The internet informs me that the bible explicitly says ‘God is Love’, so in a metaphorical sense, the heroes are saved by the benevolent hand of God. I’m not talking about a huge bearded guy with a booming voice, but a more abstract ‘higher power’ that operates in a way humans can’t comprehend. That’s the cosmic spirituality that the space movie believes in.
Although these films may not subscribe to a specific religion, they do seek to inspire faith and awe. These feelings of connection, of something greater than ourselves, are seemingly part of the human reaction to the vastness of the universe. Those who venture into space often experience something called ‘the Overview Effect’. Apollo 15 astronaut James Irwin, described how “the Earth…shrank to the size of a marble, the most beautiful marble you can imagine… Seeing this has to change a man, has to make a man appreciate the creation of God.”
Fellow space traveller Edgar Mitchell “experienced what has been described as an ecstasy of unity. I not only saw the connectedness, I felt it. I was overwhelmed with the sensation of physically and mentally extending out into the cosmos. I realized that this was a biological response of my brain attempting to reorganize and give meaning to information about the wonderful and awesome processes that I was privileged to view.”

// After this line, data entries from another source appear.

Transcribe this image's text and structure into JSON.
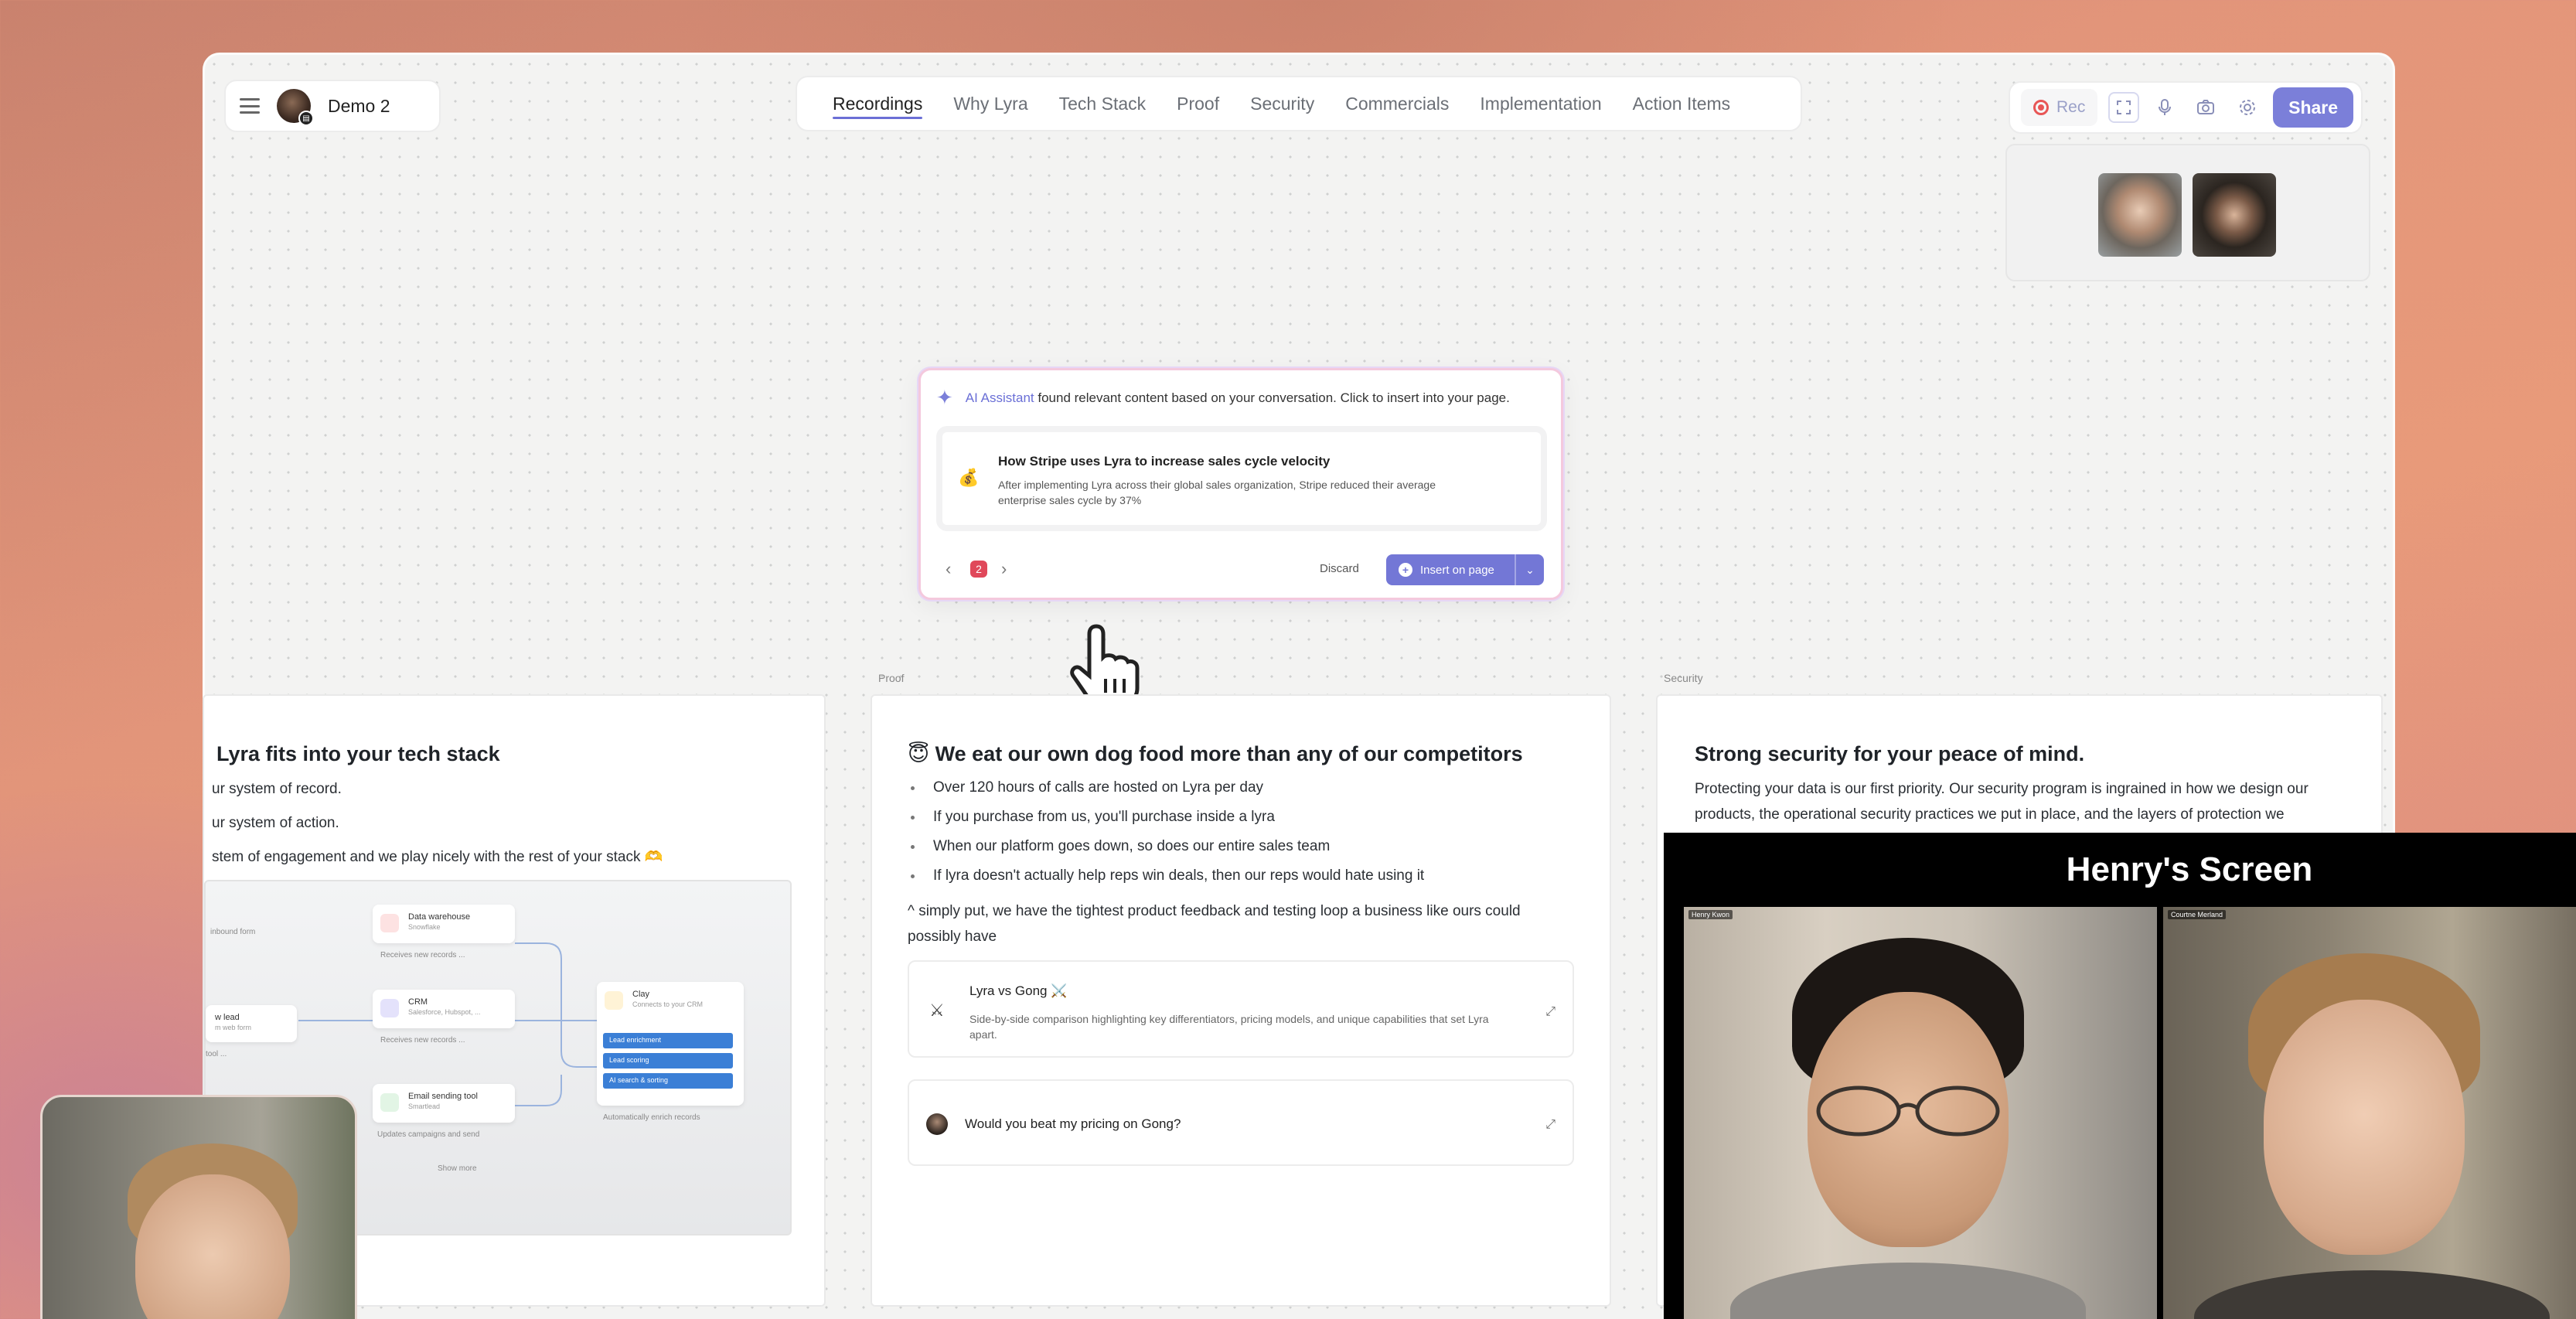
{
  "header": {
    "doc_title": "Demo 2",
    "tabs": [
      "Recordings",
      "Why Lyra",
      "Tech Stack",
      "Proof",
      "Security",
      "Commercials",
      "Implementation",
      "Action Items"
    ],
    "active_tab": "Recordings"
  },
  "controls": {
    "rec_label": "Rec",
    "share_label": "Share"
  },
  "ai_assistant": {
    "name": "AI Assistant",
    "message": "found relevant content based on your conversation. Click to insert into your page.",
    "suggestion_emoji": "💰",
    "suggestion_title": "How Stripe uses Lyra to increase sales cycle velocity",
    "suggestion_desc": "After implementing Lyra across their global sales organization, Stripe reduced their average enterprise sales cycle by 37%",
    "page_count": "2",
    "discard_label": "Discard",
    "insert_label": "Insert on page"
  },
  "sections": {
    "proof_label": "Proof",
    "security_label": "Security"
  },
  "tech_card": {
    "title": "Lyra fits into your tech stack",
    "lines": [
      "ur system of record.",
      "ur system of action.",
      "stem of engagement and we play nicely with the rest of your stack 🫶"
    ],
    "diagram": {
      "data_warehouse": "Data warehouse",
      "data_warehouse_sub": "Snowflake",
      "receives_1": "Receives new records ...",
      "crm": "CRM",
      "crm_sub": "Salesforce, Hubspot, ...",
      "receives_2": "Receives new records ...",
      "email_tool": "Email sending tool",
      "email_tool_sub": "Smartlead",
      "updates": "Updates campaigns and send",
      "clay": "Clay",
      "clay_sub": "Connects to your CRM",
      "enrich_1": "Lead enrichment",
      "enrich_2": "Lead scoring",
      "enrich_3": "AI search & sorting",
      "auto_enrich": "Automatically enrich records",
      "new_lead": "w lead",
      "new_lead_sub": "m web form",
      "show_more": "Show more",
      "tool_side": "tool ...",
      "inbound": "inbound form"
    }
  },
  "proof_card": {
    "title": "😇 We eat our own dog food more than any of our competitors",
    "bullets": [
      "Over 120 hours of calls are hosted on Lyra per day",
      "If you purchase from us, you'll purchase inside a lyra",
      "When our platform goes down, so does our entire sales team",
      "If lyra doesn't actually help reps win deals, then our reps would hate using it"
    ],
    "paragraph": "^ simply put, we have the tightest product feedback and testing loop a business like ours could possibly have",
    "embed_title": "Lyra vs Gong ⚔️",
    "embed_desc": "Side-by-side comparison highlighting key differentiators, pricing models, and unique capabilities that set Lyra apart.",
    "question": "Would you beat my pricing on Gong?"
  },
  "security_card": {
    "title": "Strong security for your peace of mind.",
    "text": "Protecting your data is our first priority. Our security program is ingrained in how we design our products, the operational security practices we put in place, and the layers of protection we"
  },
  "screen_share": {
    "title": "Henry's Screen",
    "left_name": "Henry Kwon",
    "right_name": "Courtne Merland"
  },
  "colors": {
    "accent": "#7b7fd9",
    "rec_red": "#e85656",
    "badge_red": "#e0485a"
  }
}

UCF’s 2 year study of Space, Science and Spirituality found that those who had travelled in space consistently used terms like ‘awe’ and ‘wonder’. The sheer expanse of space, and the perspective it offers us, provokes a spiritual reaction.
Carolyn Porco is a fierce advocate for the spirituality of science. She articulates how God and knowledge fill the same essential human need; “at the heart of every scientific inquiry is a deep spiritual quest to grasp, to know, to feel connected through an understanding of the secrets of the natural world, to have a sense of one’s part in the greater whole. It is this inchoate desire for connection to something greater and immortal, the need for elucidation of the meaning of the ‘self,’ that motivates the religious to belief in a higher ‘intelligence’ …the same spiritual fulfillment and connection can be found in the revelations of science.”
God as humanity has imagined him is divine, a mystery, unknowable, miraculous. The secrets revealed to us by scientific progress are equally as astonishing, enlightening and confounding. As knowledge of the universe becomes a more important part of our collective consciousness, the institutions of science take up the role that the church once had; they’re our gateway to miracles, they teach us about where we came from and what might become of us. Though space films glorify the power of science, the deductive and analytical, they ultimately envision knowledge as a spiritual frontier. The new vision of space is a place that collapses the boundary between faith and fact, to reveal the beauty in knowledge and the knowledge in beauty. The science of ‘Interstellar’ isn’t the murderer of mysteries but a new form of reverence, the pursuit of a demystified God who resides simply in the boundless coherence of the universe.